I really liked the graphics. No, they are not as show-stopping as Skyrim but, for a MMO, are very good. The environments particularly well done. I loved the lighting and the way it filtered through the trees. It really looks beautiful. It goes for a more realistic look than WoW, SWToR or Wildstar and achieves it. If you prefer the realistic graphic style, you will will love ESO’s graphics.
The character graphics are a mixed bag. I thought the faces and bodies of the characters was stellar. They were as detailed as anything from Skyrim and this was amplified by the excellent character creation. Scars, tattoos, hair and everything about the character’s initial look was fantastic.
The letdown came primarily in the armor and clothing. Most armor just looks “painted-on” and not really pieced together. It looks less like something the character is wearing and more like something that was just painted on the body. I understand they did this to make rendering less of a strain in large PvP battles but it was a bit of a let down nonetheless.

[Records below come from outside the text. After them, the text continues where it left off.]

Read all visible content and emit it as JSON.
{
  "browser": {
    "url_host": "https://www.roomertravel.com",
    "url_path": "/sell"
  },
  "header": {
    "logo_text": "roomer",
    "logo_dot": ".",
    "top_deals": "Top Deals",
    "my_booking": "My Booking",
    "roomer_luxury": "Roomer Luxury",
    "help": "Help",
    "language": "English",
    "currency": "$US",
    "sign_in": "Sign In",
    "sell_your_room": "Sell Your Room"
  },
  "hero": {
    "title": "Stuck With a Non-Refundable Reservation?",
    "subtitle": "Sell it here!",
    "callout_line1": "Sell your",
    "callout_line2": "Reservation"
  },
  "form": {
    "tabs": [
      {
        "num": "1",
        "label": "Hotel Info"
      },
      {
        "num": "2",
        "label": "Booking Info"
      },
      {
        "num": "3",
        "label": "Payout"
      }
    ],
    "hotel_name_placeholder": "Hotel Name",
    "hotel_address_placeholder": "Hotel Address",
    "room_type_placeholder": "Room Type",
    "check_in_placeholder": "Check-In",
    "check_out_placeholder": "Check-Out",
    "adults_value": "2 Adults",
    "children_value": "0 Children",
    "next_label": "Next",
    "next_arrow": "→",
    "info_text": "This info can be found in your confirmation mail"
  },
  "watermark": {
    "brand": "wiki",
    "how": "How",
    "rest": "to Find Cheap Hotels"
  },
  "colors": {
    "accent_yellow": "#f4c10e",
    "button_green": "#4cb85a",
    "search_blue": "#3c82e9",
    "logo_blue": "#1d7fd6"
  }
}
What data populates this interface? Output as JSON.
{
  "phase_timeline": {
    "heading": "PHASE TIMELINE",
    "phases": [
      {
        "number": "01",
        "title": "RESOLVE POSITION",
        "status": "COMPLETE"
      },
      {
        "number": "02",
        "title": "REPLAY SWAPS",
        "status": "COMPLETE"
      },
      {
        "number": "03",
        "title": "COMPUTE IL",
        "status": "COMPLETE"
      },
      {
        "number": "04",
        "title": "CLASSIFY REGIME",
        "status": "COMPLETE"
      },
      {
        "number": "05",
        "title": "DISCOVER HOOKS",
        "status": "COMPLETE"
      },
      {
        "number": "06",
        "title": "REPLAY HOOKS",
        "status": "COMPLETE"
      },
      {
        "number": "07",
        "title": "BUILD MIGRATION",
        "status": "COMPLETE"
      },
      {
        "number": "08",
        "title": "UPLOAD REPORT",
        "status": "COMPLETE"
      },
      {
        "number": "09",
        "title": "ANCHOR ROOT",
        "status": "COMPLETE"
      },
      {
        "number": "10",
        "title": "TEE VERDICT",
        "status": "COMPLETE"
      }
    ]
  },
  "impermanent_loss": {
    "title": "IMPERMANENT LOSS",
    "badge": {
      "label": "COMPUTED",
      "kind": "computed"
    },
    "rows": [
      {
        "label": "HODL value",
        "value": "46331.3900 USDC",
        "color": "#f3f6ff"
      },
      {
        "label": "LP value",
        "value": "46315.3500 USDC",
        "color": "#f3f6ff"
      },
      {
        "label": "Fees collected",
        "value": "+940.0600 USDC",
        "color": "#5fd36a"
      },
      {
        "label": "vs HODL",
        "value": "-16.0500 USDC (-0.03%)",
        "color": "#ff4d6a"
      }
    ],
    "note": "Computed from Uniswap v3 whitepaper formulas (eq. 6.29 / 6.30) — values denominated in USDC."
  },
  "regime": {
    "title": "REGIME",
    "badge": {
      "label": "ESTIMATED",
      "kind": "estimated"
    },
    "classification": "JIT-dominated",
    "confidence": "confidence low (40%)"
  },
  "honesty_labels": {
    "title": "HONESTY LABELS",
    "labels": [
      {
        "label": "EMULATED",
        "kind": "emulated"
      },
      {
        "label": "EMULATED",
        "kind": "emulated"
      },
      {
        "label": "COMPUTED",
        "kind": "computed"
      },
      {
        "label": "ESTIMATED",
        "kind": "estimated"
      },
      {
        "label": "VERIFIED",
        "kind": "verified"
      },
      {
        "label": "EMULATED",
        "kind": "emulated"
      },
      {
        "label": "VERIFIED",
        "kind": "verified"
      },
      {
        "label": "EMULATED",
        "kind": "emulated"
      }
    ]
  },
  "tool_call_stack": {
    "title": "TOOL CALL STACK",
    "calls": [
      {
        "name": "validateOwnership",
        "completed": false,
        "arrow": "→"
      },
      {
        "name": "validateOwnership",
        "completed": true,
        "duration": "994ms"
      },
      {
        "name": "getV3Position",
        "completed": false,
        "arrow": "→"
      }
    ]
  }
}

Initial questing was linear and boring. Not going to lie. However, it opened up quite a bit after about level 12-15 and I enjoyed it immensely after that. While it does have the standard MMO quests, it does them a bit differently than WoW and such. Rather than having a quest hub that contains 5-6 quest givers that give you a couple of quests each, it has single quests that then unfold into longer quest chains. It is a small difference but a notable one. I never seemed to have more than a couple of quests in my log at any one time. The quests seemed more involved than what I am used to in Rift or WoW and more like a true Elder Scrolls quest, though not as involved as that.
Did I enjoy the change? I would have to say I did once I hit level 12 or so. Before that, the linearity of the zone was stifling but once it opened up, I came to enjoy the quests and there was much more room for exploration.
You can not fathom how happy I was to learn that ESO was not WoW style hot key combat. Is it as free form as Skyrim? No. But it is close enough to Skyrim and far enough from WoW that it felt refreshing. For one, you have to aim to hit your opponents, though the aiming is very liberal. Get the cursor near your target and you will hit it. Even if he moves away from the cursor, the arrow will follow him once you fire it off.
There is no auto-attack and you use your left mouse button to swing your sword or fire off an arrow. These do more damage than a typical auto-attack in WoW and make up a large percentage of your DPS. You also have the ability to block by holding your right mouse button, just like in Skyrim. You also have the ability to dodge by double tapping a direction key. This is much like GW2.
You also have slotted abilities that are determined by your class, weapons and race. You start with a total of five abilities that you can slot at one time. At level 15 you get an additional five abilities that you can slot when you switch to another weapon.
Ranged combat feels more natural at first than melee. Melee felt very “floaty” and I never felt like my hits had an impact. There needs to be more feedback in melee combat. One way to do this, I think, is to introduce collision detection into the game. This may have a negative impact on the performance of the game however, so it may not be worth the trade off.
Combat reminded me a lot of AoC but more fluid due to the lack of combos and the fact that ESO doesn’t root you in place when you use a special move like AoC does. I think ESO is the next step in the “action combat” revolution we have been seeing in MMOs lately. It started with AoC, continued in Tera and GWs and ESO is the next iteration. If they fix or improve the “floaty” feeling in melee, I think its the best yet.
Take a look at the video below and tell me it doesn’t look like a smoother version of Age of Conan:
That is the end of part one of my impressions. I will have part two up tomorrow, which will include character progression, dungeons, PvP and final thoughts.